WHAT YOU ARE ASKED TO DO
Scan the entries for the word "изменить", and copy every line where it appears.

Dataset records:
=-=-=
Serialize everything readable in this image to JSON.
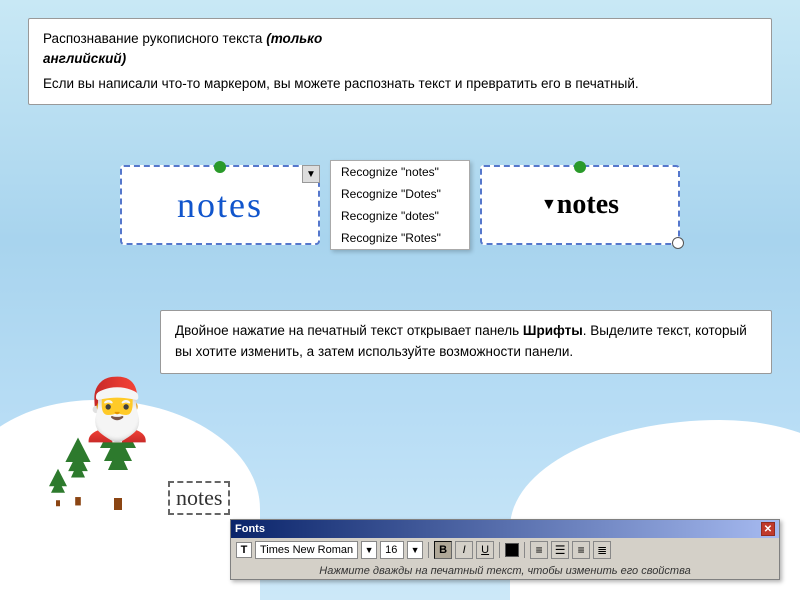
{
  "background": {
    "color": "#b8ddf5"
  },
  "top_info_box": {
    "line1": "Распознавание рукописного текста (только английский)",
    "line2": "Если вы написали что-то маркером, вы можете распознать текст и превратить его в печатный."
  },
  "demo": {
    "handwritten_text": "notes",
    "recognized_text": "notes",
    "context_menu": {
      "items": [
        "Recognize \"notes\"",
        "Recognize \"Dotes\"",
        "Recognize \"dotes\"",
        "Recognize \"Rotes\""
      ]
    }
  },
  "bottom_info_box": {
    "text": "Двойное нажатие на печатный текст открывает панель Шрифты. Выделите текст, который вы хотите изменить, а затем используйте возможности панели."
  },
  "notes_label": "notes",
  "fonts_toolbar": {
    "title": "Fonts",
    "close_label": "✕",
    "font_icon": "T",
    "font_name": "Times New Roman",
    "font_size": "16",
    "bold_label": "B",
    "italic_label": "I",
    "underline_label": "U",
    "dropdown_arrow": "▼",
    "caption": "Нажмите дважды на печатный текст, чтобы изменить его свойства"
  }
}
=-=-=
RESPONSE
    "text": "Двойное нажатие на печатный текст открывает панель Шрифты. Выделите текст, который вы хотите изменить, а затем используйте возможности панели."
    "caption": "Нажмите дважды на печатный текст, чтобы изменить его свойства"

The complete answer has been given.